The selfish doctor
This scenario is based on the probably mythical Jewish soap:
In 2020 a hospital doctor delivering a baby needs to wash his hands in order to prevent the woman from dying of infection. The only soap available is one made from Jewish fat from WW2.
Is it morally acceptable for the Doctor to use or refuse it? Can the Doctor refuse to use it and keep a clear conscience — given that such refusal exposes others to greatly increased risk of death?
His employers, fellow staff and patients say: “Now is not the time to make your moral stand! Lives are on the line…”
I hope that is a fair illustration? The selfish doctor can be seen as ‘pro-death’, though he pleads a tender ‘pro-life’ conscience.
The hospital directors
The question is falsely framed. Instead of turning the spotlight on the Doctor, it should be directed higher up the chain: “Is the hospital moral to only stock soap made from Jewish fat, and put the Doctor in this position?”
The Doctor might say:
You ignored me in fair weather, but in the storm you must listen.
Though it is I that will not use the soap, know for sure it is you that have killed this woman, her blood is on your hands. You knew my conscience, and you insist on trying to corrupt it. That you show such contempt for a reasonable moral stand, and portray it as evil, shows a deeper evil.

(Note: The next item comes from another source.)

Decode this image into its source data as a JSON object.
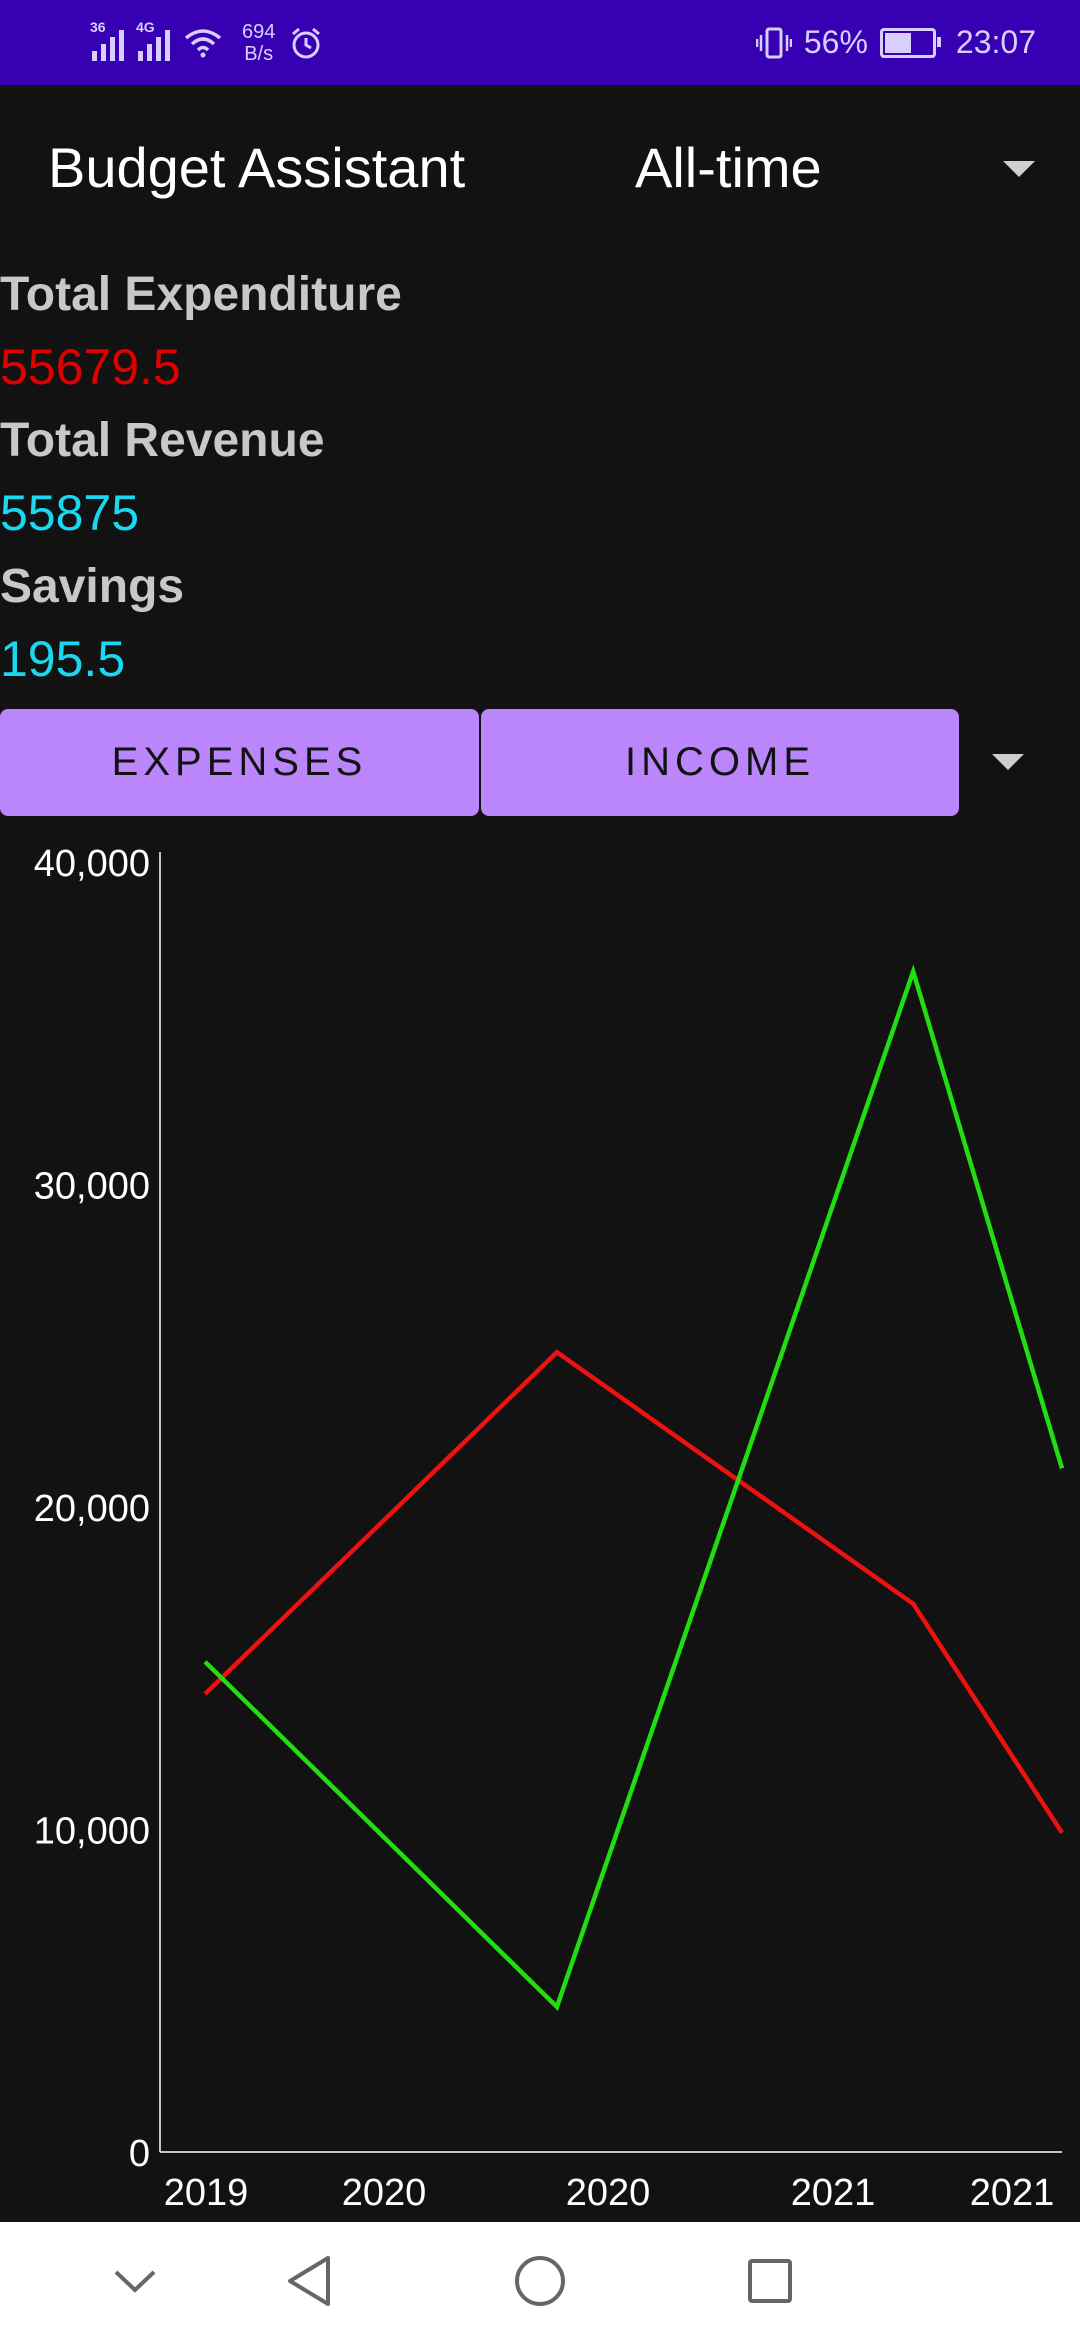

Far more is at stake that the life of this woman and child: the very world they inhabit and the notion of right and wrong within wider society. And when that goes south, typically much more life is harmed…